--- INPUT DATA ---
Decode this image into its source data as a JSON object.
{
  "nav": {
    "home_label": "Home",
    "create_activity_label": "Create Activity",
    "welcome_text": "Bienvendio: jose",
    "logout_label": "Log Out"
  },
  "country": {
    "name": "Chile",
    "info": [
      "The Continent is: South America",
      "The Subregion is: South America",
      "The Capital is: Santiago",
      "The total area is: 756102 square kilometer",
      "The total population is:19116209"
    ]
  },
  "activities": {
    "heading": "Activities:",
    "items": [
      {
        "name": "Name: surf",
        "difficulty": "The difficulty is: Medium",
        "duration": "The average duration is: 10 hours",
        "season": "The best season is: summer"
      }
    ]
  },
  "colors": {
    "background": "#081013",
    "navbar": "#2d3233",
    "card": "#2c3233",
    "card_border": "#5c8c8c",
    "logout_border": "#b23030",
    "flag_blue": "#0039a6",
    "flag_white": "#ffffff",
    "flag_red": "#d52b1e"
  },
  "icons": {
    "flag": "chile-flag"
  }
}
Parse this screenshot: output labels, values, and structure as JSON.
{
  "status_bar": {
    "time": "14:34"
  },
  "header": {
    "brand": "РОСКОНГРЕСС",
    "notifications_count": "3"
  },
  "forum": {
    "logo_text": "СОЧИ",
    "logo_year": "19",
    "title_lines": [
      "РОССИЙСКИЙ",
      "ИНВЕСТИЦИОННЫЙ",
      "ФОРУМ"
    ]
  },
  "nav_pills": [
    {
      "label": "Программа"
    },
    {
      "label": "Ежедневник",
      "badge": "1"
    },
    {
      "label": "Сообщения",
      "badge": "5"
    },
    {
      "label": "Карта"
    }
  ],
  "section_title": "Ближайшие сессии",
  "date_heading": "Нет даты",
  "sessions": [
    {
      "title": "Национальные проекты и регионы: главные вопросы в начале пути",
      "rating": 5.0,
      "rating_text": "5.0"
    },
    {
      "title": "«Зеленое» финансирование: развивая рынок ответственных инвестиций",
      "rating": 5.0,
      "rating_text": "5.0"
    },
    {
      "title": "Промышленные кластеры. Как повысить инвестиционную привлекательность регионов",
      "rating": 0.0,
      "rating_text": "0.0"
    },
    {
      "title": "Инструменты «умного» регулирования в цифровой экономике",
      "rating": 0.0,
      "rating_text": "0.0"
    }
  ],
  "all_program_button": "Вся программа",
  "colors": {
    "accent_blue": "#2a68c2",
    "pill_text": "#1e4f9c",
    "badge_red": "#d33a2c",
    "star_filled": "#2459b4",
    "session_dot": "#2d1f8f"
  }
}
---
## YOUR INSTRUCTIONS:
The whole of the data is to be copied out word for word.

## OUTPUT OF THE EXERCISE:
Decode this image into its source data as a JSON object.
{
  "nav": {
    "home_label": "Home",
    "create_activity_label": "Create Activity",
    "welcome_text": "Bienvendio: jose",
    "logout_label": "Log Out"
  },
  "country": {
    "name": "Chile",
    "info": [
      "The Continent is: South America",
      "The Subregion is: South America",
      "The Capital is: Santiago",
      "The total area is: 756102 square kilometer",
      "The total population is:19116209"
    ]
  },
  "activities": {
    "heading": "Activities:",
    "items": [
      {
        "name": "Name: surf",
        "difficulty": "The difficulty is: Medium",
        "duration": "The average duration is: 10 hours",
        "season": "The best season is: summer"
      }
    ]
  },
  "colors": {
    "background": "#081013",
    "navbar": "#2d3233",
    "card": "#2c3233",
    "card_border": "#5c8c8c",
    "logout_border": "#b23030",
    "flag_blue": "#0039a6",
    "flag_white": "#ffffff",
    "flag_red": "#d52b1e"
  },
  "icons": {
    "flag": "chile-flag"
  }
}
Parse this screenshot: output labels, values, and structure as JSON.
{
  "status_bar": {
    "time": "14:34"
  },
  "header": {
    "brand": "РОСКОНГРЕСС",
    "notifications_count": "3"
  },
  "forum": {
    "logo_text": "СОЧИ",
    "logo_year": "19",
    "title_lines": [
      "РОССИЙСКИЙ",
      "ИНВЕСТИЦИОННЫЙ",
      "ФОРУМ"
    ]
  },
  "nav_pills": [
    {
      "label": "Программа"
    },
    {
      "label": "Ежедневник",
      "badge": "1"
    },
    {
      "label": "Сообщения",
      "badge": "5"
    },
    {
      "label": "Карта"
    }
  ],
  "section_title": "Ближайшие сессии",
  "date_heading": "Нет даты",
  "sessions": [
    {
      "title": "Национальные проекты и регионы: главные вопросы в начале пути",
      "rating": 5.0,
      "rating_text": "5.0"
    },
    {
      "title": "«Зеленое» финансирование: развивая рынок ответственных инвестиций",
      "rating": 5.0,
      "rating_text": "5.0"
    },
    {
      "title": "Промышленные кластеры. Как повысить инвестиционную привлекательность регионов",
      "rating": 0.0,
      "rating_text": "0.0"
    },
    {
      "title": "Инструменты «умного» регулирования в цифровой экономике",
      "rating": 0.0,
      "rating_text": "0.0"
    }
  ],
  "all_program_button": "Вся программа",
  "colors": {
    "accent_blue": "#2a68c2",
    "pill_text": "#1e4f9c",
    "badge_red": "#d33a2c",
    "star_filled": "#2459b4",
    "session_dot": "#2d1f8f"
  }
}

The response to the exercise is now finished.